Scan the lines below; pull out those with "kind".

Records from a data collection
= Beginning of Section =

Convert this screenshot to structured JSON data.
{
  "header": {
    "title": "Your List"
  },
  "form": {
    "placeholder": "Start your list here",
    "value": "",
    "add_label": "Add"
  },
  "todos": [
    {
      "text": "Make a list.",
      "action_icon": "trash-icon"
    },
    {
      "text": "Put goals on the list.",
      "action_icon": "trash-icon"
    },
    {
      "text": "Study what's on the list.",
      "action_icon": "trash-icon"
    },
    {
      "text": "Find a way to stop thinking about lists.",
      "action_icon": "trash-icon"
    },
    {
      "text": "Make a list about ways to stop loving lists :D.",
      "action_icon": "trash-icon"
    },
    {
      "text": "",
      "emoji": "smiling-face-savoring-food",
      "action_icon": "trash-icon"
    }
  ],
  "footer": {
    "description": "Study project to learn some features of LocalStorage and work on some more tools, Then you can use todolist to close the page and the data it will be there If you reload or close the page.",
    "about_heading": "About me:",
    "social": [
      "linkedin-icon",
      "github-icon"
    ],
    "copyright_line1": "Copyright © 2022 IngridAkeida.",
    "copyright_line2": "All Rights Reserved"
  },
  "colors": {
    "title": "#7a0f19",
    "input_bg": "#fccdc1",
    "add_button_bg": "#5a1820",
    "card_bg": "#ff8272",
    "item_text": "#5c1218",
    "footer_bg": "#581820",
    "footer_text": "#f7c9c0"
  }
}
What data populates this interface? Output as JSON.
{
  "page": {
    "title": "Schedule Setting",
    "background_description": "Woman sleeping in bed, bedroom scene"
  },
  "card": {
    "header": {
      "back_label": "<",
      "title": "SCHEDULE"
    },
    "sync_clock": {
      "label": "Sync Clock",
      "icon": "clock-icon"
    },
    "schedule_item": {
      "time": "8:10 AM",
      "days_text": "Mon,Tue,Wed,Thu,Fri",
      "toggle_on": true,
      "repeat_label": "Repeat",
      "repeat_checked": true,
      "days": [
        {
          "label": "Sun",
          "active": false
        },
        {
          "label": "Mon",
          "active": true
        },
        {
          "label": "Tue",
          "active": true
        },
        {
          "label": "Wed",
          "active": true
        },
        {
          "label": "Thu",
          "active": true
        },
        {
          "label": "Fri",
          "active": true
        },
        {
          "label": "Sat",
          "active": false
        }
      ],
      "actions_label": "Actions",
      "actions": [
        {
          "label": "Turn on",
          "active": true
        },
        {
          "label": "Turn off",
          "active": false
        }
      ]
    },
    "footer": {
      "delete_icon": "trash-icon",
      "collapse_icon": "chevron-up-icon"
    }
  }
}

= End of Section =
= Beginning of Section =

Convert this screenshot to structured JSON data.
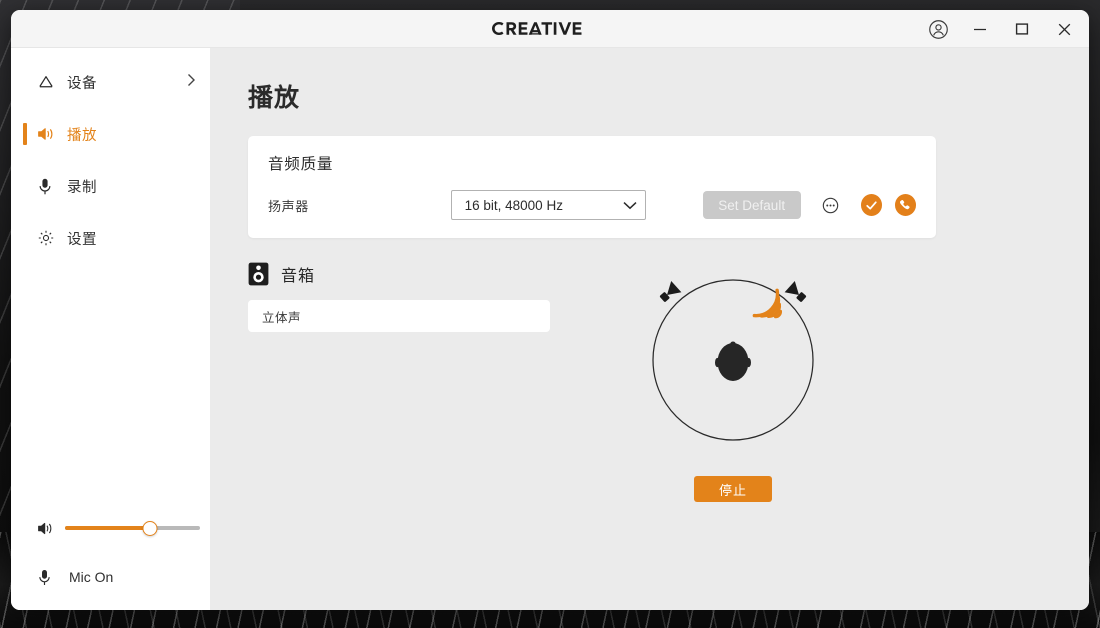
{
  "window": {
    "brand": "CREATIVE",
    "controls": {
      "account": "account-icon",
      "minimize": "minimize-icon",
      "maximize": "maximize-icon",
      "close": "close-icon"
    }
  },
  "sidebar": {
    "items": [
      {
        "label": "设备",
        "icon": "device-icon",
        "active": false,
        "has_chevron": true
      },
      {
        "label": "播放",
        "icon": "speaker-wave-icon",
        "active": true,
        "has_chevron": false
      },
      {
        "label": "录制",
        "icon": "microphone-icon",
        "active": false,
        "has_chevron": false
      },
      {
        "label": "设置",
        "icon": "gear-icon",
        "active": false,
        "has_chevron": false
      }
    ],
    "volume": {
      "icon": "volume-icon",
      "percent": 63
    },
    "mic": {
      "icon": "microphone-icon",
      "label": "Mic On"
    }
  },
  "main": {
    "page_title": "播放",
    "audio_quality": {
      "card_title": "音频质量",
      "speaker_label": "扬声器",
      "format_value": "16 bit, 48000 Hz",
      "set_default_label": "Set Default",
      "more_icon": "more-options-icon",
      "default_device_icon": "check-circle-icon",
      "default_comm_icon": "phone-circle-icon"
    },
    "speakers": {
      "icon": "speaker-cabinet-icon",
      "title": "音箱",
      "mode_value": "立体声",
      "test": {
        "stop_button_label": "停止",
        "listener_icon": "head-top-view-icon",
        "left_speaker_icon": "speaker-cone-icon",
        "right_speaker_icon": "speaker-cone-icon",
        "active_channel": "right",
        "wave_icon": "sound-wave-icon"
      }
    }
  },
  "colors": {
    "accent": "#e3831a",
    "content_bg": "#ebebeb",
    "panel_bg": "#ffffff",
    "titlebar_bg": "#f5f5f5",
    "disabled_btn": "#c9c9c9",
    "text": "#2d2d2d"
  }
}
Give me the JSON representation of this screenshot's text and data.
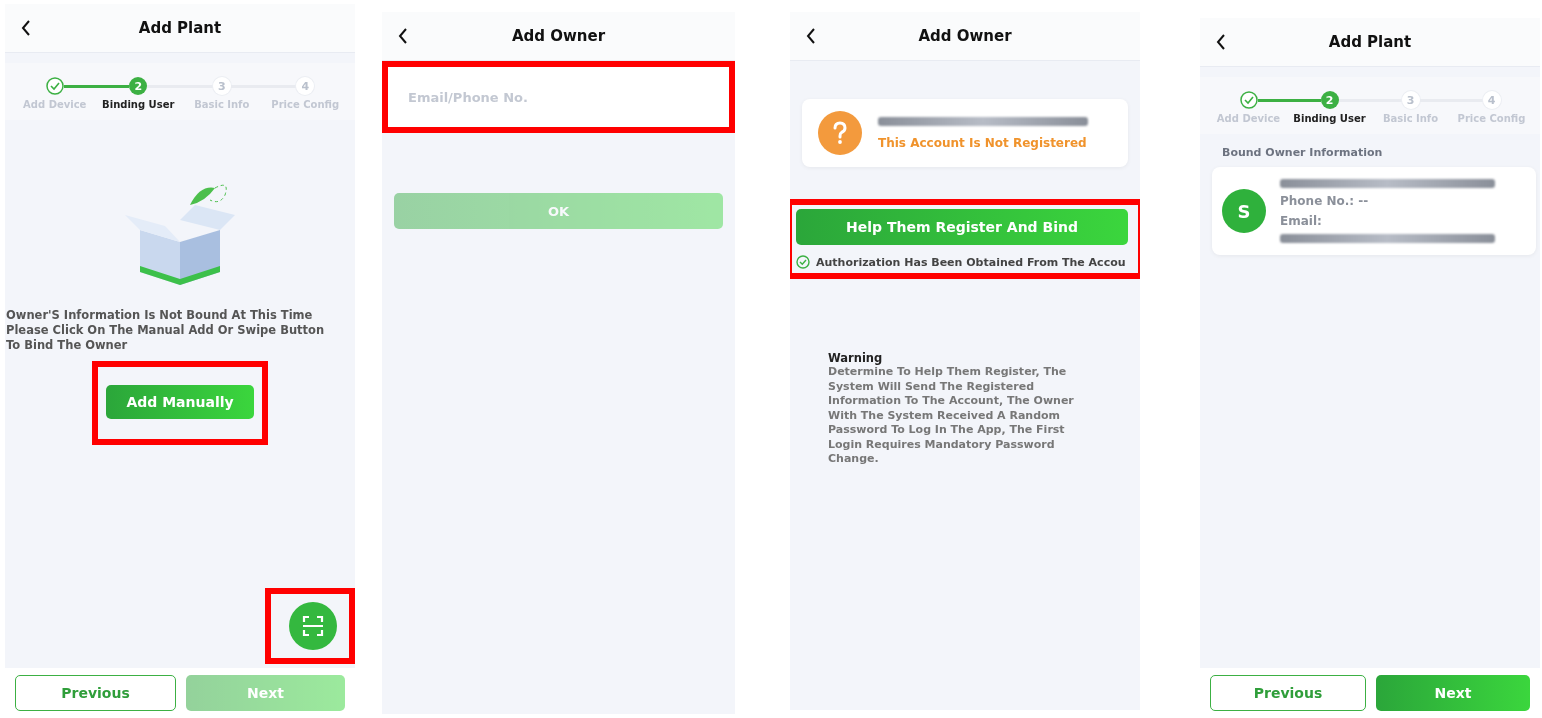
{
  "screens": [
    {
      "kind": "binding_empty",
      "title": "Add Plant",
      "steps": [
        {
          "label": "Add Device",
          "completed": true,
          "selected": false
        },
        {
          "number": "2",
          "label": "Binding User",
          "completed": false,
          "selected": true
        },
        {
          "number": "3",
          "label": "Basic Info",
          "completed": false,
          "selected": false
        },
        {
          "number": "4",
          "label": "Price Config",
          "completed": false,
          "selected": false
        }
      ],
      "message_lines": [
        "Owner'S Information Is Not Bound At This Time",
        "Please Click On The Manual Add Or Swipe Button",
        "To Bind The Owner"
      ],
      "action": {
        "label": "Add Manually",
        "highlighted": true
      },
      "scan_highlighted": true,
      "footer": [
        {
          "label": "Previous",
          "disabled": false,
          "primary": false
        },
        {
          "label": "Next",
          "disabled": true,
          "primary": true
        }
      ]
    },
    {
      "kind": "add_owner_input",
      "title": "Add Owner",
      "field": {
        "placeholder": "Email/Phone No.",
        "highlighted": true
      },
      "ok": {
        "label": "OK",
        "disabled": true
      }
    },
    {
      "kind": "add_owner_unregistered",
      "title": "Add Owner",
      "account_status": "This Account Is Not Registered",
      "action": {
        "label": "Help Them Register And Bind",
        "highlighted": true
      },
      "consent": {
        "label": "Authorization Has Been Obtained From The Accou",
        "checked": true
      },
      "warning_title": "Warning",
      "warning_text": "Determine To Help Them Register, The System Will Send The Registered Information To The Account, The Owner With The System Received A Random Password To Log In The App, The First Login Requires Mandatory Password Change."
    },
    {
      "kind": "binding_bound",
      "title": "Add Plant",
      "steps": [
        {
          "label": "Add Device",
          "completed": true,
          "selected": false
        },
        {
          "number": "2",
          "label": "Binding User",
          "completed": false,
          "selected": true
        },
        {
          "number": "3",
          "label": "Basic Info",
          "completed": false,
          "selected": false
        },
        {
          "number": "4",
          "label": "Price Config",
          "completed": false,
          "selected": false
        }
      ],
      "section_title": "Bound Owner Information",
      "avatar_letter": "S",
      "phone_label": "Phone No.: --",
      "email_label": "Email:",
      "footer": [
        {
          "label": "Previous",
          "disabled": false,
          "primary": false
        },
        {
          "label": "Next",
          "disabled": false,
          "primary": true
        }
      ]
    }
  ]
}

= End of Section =

RESPONSE:
      "kind": "binding_empty",
      "kind": "add_owner_input",
      "kind": "add_owner_unregistered",
      "kind": "binding_bound",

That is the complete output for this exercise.